▶ **Aim of the task**: Among the records that follow, find each line holding the word "address" and copy it.

Dataset rows describing interfaces:
◆ ◆ ◆

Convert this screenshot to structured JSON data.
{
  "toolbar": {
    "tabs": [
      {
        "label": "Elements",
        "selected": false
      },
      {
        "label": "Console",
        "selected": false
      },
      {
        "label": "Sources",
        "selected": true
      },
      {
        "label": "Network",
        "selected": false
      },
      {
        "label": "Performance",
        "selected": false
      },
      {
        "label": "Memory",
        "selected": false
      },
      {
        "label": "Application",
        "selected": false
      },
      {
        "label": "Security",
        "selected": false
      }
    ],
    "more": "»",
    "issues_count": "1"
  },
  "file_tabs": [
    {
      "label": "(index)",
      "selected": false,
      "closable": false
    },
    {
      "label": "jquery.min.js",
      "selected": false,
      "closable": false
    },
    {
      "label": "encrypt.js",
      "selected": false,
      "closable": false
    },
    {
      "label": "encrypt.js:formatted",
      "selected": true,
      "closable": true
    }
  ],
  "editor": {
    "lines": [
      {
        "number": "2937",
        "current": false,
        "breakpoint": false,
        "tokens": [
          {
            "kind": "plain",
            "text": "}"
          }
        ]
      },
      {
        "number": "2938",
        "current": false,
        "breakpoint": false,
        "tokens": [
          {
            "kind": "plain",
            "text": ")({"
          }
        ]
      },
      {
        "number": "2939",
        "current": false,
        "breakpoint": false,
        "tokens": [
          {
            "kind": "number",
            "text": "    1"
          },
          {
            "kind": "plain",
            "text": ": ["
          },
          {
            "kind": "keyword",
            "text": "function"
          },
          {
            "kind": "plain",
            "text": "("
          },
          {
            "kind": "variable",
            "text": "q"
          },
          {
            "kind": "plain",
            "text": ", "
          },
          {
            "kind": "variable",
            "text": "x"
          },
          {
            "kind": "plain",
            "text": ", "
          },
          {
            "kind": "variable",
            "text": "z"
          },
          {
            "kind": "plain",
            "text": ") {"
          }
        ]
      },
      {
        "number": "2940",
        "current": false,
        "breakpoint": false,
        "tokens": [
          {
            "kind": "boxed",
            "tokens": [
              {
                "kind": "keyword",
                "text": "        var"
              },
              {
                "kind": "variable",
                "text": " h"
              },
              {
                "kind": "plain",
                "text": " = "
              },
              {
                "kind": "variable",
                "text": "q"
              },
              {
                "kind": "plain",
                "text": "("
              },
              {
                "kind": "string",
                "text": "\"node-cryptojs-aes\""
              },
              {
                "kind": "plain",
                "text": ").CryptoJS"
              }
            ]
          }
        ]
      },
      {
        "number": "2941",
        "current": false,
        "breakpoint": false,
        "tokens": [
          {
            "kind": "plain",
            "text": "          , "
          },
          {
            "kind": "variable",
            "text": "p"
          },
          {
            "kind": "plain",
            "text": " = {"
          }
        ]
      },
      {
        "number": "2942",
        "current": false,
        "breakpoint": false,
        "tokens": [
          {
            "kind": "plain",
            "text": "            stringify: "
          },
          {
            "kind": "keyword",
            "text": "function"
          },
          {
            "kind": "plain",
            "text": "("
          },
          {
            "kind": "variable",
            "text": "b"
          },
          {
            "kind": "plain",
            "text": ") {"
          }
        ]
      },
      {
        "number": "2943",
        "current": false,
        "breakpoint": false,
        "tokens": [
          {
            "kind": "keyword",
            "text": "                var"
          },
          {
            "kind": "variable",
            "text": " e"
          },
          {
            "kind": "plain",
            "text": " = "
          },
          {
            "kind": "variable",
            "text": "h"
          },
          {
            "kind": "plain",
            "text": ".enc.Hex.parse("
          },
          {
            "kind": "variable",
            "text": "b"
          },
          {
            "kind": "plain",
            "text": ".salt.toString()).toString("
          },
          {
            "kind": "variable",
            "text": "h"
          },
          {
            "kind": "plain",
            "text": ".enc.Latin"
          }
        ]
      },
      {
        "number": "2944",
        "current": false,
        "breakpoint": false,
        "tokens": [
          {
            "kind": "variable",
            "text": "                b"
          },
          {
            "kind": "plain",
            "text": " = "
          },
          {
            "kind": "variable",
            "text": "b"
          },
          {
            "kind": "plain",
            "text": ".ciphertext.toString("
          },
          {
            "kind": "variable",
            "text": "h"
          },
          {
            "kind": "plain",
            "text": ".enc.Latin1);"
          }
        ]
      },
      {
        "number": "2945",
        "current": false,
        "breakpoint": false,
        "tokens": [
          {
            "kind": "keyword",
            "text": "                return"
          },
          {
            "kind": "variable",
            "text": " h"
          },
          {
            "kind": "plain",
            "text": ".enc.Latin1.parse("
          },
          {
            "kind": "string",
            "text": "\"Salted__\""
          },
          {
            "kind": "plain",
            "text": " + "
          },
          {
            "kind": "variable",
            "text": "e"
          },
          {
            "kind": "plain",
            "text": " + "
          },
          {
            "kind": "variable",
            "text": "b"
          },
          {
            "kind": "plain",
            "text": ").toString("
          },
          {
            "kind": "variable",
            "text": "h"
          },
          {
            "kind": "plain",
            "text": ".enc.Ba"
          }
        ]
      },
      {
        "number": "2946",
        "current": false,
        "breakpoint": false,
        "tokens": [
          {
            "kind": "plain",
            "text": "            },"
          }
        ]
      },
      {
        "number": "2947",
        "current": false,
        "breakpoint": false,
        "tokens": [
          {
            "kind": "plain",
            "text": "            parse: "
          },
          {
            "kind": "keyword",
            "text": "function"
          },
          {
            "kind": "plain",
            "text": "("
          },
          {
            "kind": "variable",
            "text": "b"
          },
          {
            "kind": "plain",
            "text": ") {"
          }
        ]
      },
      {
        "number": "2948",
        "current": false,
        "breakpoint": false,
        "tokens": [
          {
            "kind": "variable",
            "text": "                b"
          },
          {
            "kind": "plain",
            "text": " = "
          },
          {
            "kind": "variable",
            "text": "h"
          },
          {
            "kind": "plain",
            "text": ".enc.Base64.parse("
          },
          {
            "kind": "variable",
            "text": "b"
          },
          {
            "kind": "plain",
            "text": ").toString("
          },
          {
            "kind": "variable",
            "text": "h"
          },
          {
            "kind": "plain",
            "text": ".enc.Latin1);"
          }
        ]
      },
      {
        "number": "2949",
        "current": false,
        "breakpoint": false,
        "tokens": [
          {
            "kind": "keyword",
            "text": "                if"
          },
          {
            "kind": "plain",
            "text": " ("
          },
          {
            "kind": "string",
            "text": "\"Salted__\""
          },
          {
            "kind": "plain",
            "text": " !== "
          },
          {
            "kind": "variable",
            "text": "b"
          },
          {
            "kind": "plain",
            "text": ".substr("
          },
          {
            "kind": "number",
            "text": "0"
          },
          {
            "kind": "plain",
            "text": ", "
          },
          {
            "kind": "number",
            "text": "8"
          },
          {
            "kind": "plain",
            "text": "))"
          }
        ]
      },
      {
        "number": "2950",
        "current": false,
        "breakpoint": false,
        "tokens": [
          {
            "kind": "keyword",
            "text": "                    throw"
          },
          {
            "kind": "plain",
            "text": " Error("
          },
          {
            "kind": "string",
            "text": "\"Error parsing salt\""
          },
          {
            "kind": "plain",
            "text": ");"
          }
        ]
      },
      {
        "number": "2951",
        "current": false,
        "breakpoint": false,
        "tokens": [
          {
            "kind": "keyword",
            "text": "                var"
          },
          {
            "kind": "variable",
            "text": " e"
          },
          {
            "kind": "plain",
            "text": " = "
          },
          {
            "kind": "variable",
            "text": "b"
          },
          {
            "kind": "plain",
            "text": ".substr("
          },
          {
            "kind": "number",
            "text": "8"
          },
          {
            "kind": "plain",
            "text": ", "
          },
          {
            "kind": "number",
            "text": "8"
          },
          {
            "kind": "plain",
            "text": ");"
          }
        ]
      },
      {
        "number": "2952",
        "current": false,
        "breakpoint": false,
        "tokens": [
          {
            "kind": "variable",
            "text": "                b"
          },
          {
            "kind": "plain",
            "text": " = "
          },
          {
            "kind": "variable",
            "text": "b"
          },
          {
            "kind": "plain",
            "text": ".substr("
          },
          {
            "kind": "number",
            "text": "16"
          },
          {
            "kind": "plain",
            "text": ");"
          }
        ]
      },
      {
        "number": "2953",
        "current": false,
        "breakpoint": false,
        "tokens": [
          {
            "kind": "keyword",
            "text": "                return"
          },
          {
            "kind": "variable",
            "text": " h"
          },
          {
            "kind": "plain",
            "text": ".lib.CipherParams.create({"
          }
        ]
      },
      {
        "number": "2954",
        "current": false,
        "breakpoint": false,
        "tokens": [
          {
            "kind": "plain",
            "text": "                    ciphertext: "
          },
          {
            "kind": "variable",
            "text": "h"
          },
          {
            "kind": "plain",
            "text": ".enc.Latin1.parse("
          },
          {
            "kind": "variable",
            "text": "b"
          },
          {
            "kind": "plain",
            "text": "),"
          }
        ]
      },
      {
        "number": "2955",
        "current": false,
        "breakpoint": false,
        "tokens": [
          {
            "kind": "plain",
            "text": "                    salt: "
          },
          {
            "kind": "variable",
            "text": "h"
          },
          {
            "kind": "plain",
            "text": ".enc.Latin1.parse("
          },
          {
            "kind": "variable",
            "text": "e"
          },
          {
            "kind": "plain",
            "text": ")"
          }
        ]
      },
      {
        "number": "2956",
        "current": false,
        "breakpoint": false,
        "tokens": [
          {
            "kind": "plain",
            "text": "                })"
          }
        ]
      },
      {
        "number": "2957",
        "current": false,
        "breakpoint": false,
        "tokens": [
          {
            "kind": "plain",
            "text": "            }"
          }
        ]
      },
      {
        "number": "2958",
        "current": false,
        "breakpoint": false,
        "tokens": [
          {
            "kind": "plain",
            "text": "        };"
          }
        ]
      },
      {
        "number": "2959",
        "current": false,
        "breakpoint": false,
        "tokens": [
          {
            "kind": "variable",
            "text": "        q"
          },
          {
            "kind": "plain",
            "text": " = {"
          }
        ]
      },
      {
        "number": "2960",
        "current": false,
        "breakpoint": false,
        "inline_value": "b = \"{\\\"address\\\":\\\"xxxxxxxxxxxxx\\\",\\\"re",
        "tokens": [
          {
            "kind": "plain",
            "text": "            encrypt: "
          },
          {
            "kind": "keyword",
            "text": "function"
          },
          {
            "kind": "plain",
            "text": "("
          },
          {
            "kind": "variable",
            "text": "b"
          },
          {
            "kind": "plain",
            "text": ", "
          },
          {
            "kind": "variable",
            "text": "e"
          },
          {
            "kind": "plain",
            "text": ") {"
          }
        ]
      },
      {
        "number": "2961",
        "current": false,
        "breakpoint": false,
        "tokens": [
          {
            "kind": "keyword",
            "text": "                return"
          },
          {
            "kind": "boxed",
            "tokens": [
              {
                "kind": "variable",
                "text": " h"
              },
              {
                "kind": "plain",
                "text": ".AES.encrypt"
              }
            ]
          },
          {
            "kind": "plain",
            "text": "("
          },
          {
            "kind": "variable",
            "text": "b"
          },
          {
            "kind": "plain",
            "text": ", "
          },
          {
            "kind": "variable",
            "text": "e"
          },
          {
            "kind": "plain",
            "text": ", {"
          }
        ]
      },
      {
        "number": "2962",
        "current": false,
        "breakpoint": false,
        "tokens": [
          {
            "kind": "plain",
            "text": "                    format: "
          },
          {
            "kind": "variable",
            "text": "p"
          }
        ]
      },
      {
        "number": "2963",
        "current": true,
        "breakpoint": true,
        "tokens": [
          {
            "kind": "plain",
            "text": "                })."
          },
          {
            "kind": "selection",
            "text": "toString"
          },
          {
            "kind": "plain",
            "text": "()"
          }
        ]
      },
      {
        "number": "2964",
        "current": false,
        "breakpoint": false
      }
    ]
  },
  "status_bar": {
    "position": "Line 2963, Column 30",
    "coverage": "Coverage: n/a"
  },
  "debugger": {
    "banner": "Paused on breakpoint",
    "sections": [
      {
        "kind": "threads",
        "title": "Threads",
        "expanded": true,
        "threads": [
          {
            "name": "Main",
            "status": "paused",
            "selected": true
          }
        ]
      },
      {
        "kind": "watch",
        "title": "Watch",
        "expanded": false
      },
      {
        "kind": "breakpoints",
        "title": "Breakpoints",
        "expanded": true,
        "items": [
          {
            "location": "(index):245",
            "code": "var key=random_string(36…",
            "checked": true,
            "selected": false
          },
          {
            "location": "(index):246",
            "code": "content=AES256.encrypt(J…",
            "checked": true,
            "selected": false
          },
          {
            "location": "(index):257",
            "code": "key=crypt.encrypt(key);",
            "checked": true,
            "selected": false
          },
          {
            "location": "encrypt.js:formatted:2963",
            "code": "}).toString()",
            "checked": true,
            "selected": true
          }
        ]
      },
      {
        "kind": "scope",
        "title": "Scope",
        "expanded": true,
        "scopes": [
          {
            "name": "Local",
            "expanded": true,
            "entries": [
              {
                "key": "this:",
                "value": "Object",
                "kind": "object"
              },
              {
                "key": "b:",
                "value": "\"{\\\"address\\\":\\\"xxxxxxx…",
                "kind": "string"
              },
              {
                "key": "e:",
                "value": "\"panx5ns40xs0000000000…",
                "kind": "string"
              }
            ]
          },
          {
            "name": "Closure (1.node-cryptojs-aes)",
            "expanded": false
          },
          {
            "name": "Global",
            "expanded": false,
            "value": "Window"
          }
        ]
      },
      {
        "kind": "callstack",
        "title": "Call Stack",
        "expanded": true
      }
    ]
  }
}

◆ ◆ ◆

▶ **Solution**:
        "inline_value": "b = \"{\\\"address\\\":\\\"xxxxxxxxxxxxx\\\",\\\"re",
                "value": "\"{\\\"address\\\":\\\"xxxxxxx…",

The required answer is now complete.